Growing up in southeast Georgia, I didn't see much snow. In fact, it has snowed three times in my home town. By "snowed" I don't mean flakes in the air. I mean snow accumulating on the ground. We had flakes in the air. They didn't stay long. Except for three times.
On February 10, 1973, it snowed. And we built a snowman. Really. And a snowwoman. She didn't have boobs or anything. But it was a snowwoman because we said so. There once was a Polaroid picture of them, but it's long gone. Oh, and a snowball was kept in the freezer for a while. Someone eventually threw it out. Or at someone. I forget which.
On December 23, 1989, it snowed. And I had to work overnight. I was at the radio station and we stayed on overnight to issue weather bulletins and keep the transmitters from freezing. You see, we're not used to snow and we're certainly not used to driving in it. So when the roads freeze, it's a big deal. And snow makes driving difficult, especially for people unfamiliar with it. And consider, the fact that I can tell you all the dates it snowed means that snow is rare.
In March, 1993, it snowed. A big storm came through. But I can't tell you the exact date, but I'm thinking it was around the 13th of March. You see, I wasn't there. I was in Korea.

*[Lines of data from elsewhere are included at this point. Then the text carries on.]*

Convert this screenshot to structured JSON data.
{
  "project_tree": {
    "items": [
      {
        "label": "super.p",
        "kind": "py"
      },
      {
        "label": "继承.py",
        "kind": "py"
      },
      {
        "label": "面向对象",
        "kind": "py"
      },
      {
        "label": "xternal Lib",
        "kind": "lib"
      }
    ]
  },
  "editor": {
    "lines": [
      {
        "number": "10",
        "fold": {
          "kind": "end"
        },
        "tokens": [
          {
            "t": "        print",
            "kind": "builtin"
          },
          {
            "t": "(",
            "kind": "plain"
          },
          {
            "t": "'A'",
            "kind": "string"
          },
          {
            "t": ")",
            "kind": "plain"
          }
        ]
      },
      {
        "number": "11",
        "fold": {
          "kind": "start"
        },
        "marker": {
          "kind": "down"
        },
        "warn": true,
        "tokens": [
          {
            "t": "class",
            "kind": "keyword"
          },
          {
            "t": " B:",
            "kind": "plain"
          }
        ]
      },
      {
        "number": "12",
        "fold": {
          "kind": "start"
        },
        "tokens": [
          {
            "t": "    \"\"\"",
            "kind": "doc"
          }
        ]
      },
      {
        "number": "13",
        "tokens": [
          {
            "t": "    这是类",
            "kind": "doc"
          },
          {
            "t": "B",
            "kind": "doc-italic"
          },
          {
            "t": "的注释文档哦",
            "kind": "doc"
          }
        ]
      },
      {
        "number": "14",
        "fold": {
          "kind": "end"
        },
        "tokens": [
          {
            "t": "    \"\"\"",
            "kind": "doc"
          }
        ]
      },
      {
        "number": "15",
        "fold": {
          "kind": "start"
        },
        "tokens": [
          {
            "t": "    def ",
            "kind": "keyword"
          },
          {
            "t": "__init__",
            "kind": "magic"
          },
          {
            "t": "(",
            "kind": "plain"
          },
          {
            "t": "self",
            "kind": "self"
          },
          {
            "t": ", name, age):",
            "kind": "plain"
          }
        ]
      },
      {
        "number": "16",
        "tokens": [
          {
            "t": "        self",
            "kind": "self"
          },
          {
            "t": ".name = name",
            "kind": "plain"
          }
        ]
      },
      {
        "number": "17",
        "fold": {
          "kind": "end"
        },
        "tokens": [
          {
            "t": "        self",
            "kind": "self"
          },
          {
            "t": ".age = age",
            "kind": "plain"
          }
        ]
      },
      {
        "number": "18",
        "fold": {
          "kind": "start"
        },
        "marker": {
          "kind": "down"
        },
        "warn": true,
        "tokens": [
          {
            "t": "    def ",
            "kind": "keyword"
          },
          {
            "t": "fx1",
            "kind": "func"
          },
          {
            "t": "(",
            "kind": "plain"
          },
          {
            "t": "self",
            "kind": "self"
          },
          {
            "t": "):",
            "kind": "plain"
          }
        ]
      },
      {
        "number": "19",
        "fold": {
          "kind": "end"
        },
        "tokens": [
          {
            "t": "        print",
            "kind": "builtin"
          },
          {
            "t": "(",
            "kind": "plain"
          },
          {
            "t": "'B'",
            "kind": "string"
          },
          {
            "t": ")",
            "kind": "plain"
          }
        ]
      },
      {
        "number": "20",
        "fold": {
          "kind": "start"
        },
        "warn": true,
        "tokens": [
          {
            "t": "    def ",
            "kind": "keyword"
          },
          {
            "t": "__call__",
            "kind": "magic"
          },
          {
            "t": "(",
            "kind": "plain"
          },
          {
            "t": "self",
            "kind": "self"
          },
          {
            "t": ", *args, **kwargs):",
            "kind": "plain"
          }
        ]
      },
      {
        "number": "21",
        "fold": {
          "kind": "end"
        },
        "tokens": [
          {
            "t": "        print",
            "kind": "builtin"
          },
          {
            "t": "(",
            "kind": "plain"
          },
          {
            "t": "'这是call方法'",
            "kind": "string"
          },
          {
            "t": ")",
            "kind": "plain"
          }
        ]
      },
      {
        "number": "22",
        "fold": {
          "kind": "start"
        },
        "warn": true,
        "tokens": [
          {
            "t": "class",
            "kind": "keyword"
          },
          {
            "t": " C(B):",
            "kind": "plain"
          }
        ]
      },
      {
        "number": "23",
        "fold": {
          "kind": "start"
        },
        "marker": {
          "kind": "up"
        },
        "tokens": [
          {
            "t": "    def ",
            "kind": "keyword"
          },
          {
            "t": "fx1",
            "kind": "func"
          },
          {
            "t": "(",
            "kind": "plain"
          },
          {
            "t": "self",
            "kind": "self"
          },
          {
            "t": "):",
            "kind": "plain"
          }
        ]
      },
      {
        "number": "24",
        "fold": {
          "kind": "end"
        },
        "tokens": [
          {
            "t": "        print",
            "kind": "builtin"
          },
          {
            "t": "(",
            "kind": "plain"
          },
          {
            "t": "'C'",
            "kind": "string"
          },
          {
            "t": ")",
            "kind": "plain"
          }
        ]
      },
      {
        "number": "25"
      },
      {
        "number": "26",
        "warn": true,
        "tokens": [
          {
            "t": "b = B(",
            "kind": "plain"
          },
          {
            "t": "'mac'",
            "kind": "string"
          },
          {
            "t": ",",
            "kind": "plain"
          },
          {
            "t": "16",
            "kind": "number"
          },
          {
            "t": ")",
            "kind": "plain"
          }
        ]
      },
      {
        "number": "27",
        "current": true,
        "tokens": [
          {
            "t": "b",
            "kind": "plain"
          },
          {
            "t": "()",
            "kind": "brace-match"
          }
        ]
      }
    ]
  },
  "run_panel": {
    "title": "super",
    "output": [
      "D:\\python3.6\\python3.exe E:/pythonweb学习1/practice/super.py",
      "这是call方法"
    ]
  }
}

I got to Korea on January 15th, 1993. One never forgets the date. I had left on the 13th, but it's a long trip and there's an International Date Line to cross and such, so I didn't get there until the 15th.
And it was cold when I got there. But it got colder.
I was sent to Camp Casey, which is near Dongducheon (it was spelled Tong Du Chon when I was there), north of Seoul. Near the DMZ.
Camp Casey's reception station is called the "Turtle Farm" and newly arrived soldiers called "Turtles." I was sent from the Turtle Farm to Camp Hovey, a short run from Casey. Hovey is near Dokori (spelled Toko Ri when I was there).
Arriving at Camp Hovey, I was sent to B Co, 102d MI Battalion (they've since moved). And they were getting ready to roll to the field. Lucky me.
So, we went on a field exercise. The stitches on my Indianhead patch were still warm when we rolled out. And there were the only warm things around.
We got to the hills on the DMZ where we set up camp. And I had nothing to do. They weren't expecting me. So, I spent my time cleaning stoves and moving rocks around. And walking guard duty.
Guard duty on the snow-covered hills in Korea isn't the most fun thing in the world for a boy from southeast Georgia. Oh, I had seen snow before. Twice. In 1973 and again in 1989. But I hadn't walked around in the snow at 2:00 AM. I'm smarter than that.
Or I was until I got to Korea. And had to pull guard duty. In the snow.
Now, having trained at Ft. Stewart (my first duty station), I was used to blackout conditions. So having the entire perimeter lit up with as many lights as we could find took some getting used to. Turns out that the feeling was that it was more important to see anyone approaching than it was to not be seen by them.
So there I am, walking in the snow with more lights than a Tim Allen Christmas Special. And what's going through my mind? The lyrics to a song.
I bet you can guess the title of the song that went through my mind as I walked through this Winter wonderland, can't you? No, I don't guess you can. No, it's not the song you think. It was Manfred Mann's Earth Band's version of "Blinded By The Light."
Why that song? The cold and the snow can really get to you.